To be sure, the summarization algorithms do a good job at capturing the core message of the original work and the composition of Introductions, Conclusions and Related Works sections for each chapter is quite accurate, notwithstanding the occasional odd phrasing—Springer Nature chose not to copyedit the book so AI researchers could see both successes and failures. For instance, the sentence “Without an further mixing process of lithium salts and retains homogeneous cation distribution, the material could be obtained with the coprecipitation of Li+ with transition metal ions” could have used some light editing under normal circumstances. But we must admit, as editors we have read much worse writing by very human scientists.

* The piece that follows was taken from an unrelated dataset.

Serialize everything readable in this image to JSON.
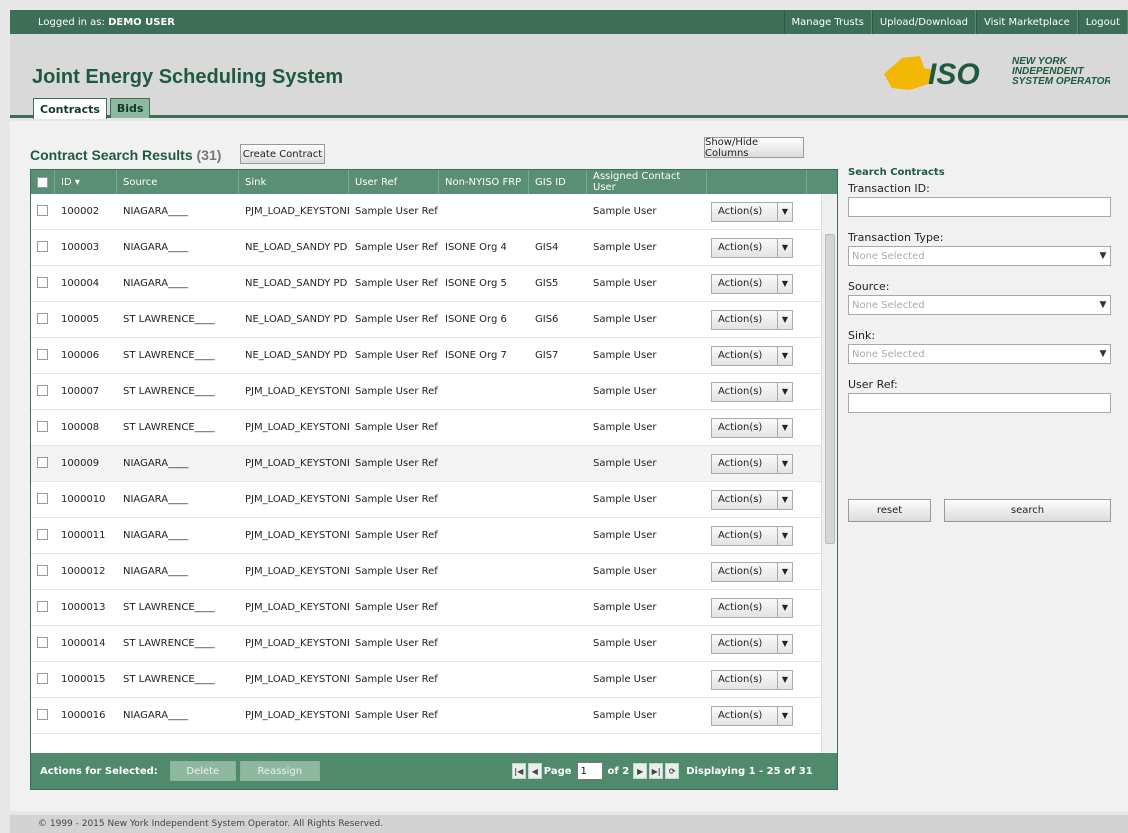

But the reason this is not a book is that a scholarly text is much more than a collection of facts tied together by grammatically correct sentences. Even in the age of Twitter, our brain still requires a narrative; a story to absorb information effectively.
To quote Jeff Bigham, an associate professor at Carnegie Mellon’s Human-Computer Interaction Institute, “It’s much harder to create something that a human reader finds valuable”. The researchers, of course, never set out to create the next Hemingway in silico. As they repeatedly emphasize, this work is a proof-of-concept, a way to start a conversation. In that, they have succeeded. Although the algorithm used a rather pedestrian language style, Andrew Liszewski points outs that the 180 pages are much easier to digest than the hundreds of thousands of documents spawned from every last bit of research. Fair enough.
Chiarcos and co-workers also envision this as a tool to help tackle information overload, a perennial complaint by researchers. Here, we are considerably more skeptical as information overload is not just an issue of quantity. The main challenge presented by the deluge of published research is to determine quality.
Journals, over the span of their existence, have developed intricate systems of curation and have been the principal means by which we signal quality. It is this quality signal that Beta Writer fails to provide. Its book, despite the prowess displayed by Beta’s human designers, remains a flat collection of summarized information, with no indication to which item is more trustworthy than the rest.
The authors did stress that all papers fed into the summarizer were peer-reviewed. However, peer-review is never carried out in isolation, but within the context of a specific journal. Reviewers take into account the perceived quality of the journal when providing a report. This crucial bit of information, this other dimension of curation, is entirely missing from this work as far as we can see.
In any case, a conversation has indeed started. How it will develop and down which rabbit hole this particular niche of artificial intelligence will drag publishing remains to be seen. And while no one seriously believes that the next Great American Novel will be written by a few hundred grams of silicon, something is coming.
We must think carefully about how to use such tools and tread lightly as we embed them into our workflows. Information processing tools are easily abused and can become misinformation tools and we embed them within the established workflows of science communication at our own peril.
Written by Hakim Meskine and Babak Mostaghaci